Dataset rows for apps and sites
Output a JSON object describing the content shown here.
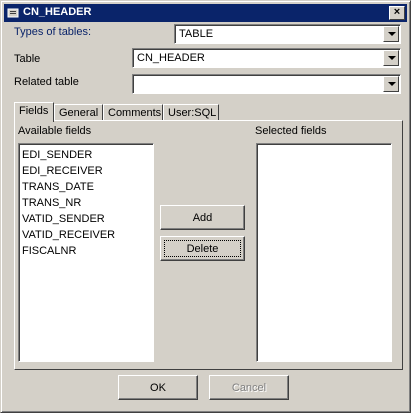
{
  "window": {
    "title": "CN_HEADER"
  },
  "form": {
    "types_label": "Types of tables:",
    "types_value": "TABLE",
    "table_label": "Table",
    "table_value": "CN_HEADER",
    "related_label": "Related table",
    "related_value": ""
  },
  "tabs": [
    {
      "label": "Fields"
    },
    {
      "label": "General"
    },
    {
      "label": "Comments"
    },
    {
      "label": "User:SQL"
    }
  ],
  "fields_tab": {
    "available_label": "Available fields",
    "selected_label": "Selected fields",
    "available_items": [
      "EDI_SENDER",
      "EDI_RECEIVER",
      "TRANS_DATE",
      "TRANS_NR",
      "VATID_SENDER",
      "VATID_RECEIVER",
      "FISCALNR"
    ],
    "add_label": "Add",
    "delete_label": "Delete"
  },
  "footer": {
    "ok_label": "OK",
    "cancel_label": "Cancel"
  },
  "colors": {
    "titlebar": "#0a246a",
    "face": "#d4d0c8"
  }
}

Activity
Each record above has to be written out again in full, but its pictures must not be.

Answer to this task
Output a JSON object describing the content shown here.
{
  "window": {
    "title": "CN_HEADER"
  },
  "form": {
    "types_label": "Types of tables:",
    "types_value": "TABLE",
    "table_label": "Table",
    "table_value": "CN_HEADER",
    "related_label": "Related table",
    "related_value": ""
  },
  "tabs": [
    {
      "label": "Fields"
    },
    {
      "label": "General"
    },
    {
      "label": "Comments"
    },
    {
      "label": "User:SQL"
    }
  ],
  "fields_tab": {
    "available_label": "Available fields",
    "selected_label": "Selected fields",
    "available_items": [
      "EDI_SENDER",
      "EDI_RECEIVER",
      "TRANS_DATE",
      "TRANS_NR",
      "VATID_SENDER",
      "VATID_RECEIVER",
      "FISCALNR"
    ],
    "add_label": "Add",
    "delete_label": "Delete"
  },
  "footer": {
    "ok_label": "OK",
    "cancel_label": "Cancel"
  },
  "colors": {
    "titlebar": "#0a246a",
    "face": "#d4d0c8"
  }
}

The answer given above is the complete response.